The council e-mails the members of the club and let them know which film is going to be produced, Hicks said. SFA holds auditons for director, producer, and cast members, and finds a location to shoot and make the film.
Nathan Pesina , a senior film-television-digital media and writing double major, said the best aspect of SFA is the opportunity to work with different people.
“Most people don’t want to collaborate on art, but all film majors really do,” Pesina said. “The department makes you go through a lot of [prerequisites] and you don’t have a lot of access to a lot of production learning experiences.”
While SFA is aimed at film-television-digital media majors, it is also open to students of other majors. SFA tries to appeal to fashion majors for costume designing, theatre majors for acting, and writing majors for creating the scripts, Hicks said.
SFA meets from week-to-week and the council educates club members on how to produce films.
Hicks said she makes powerpoints every week to educate members of the club on different subjects in filmmaking such as freelance working and call sheets. SFA provides a way for students to grow and prepares them for their field, which is the organization’s ultimate goal, Hicks said.
“This is the way you’re going to get experience,” she said. “This is the way you’re going to gain projects for your portfolio. This is a simple way to get involved with other people, get funding for your films, be involved with other students and make a project.”
This year, SFA is focusing on shorter films that film festivals look for, Hicks said. They have a short-short and long-short category from which students can choose this semester.

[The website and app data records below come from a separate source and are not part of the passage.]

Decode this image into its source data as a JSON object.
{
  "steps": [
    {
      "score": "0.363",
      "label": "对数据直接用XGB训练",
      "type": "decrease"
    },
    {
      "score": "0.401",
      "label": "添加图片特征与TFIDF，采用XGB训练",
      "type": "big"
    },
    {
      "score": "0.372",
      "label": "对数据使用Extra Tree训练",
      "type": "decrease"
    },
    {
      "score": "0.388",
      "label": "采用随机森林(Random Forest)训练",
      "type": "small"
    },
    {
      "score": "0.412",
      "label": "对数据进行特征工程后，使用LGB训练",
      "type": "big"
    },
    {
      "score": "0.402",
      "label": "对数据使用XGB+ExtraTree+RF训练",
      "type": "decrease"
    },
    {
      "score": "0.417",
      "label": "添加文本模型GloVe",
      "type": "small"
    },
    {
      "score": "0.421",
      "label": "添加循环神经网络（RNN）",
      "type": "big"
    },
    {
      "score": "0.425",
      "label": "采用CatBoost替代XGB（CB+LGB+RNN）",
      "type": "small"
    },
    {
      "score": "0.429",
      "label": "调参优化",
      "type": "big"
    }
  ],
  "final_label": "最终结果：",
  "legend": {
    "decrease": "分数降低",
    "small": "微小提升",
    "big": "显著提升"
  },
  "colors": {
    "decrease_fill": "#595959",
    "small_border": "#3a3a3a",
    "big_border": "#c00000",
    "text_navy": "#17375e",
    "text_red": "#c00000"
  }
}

To become a part of SFA, e-mail SFA Secretary Paige Perry or a attend a Thursday meeting.
Student Film Association
Meetings: Thursdays at 5 p.m.
Dues: $30 per semester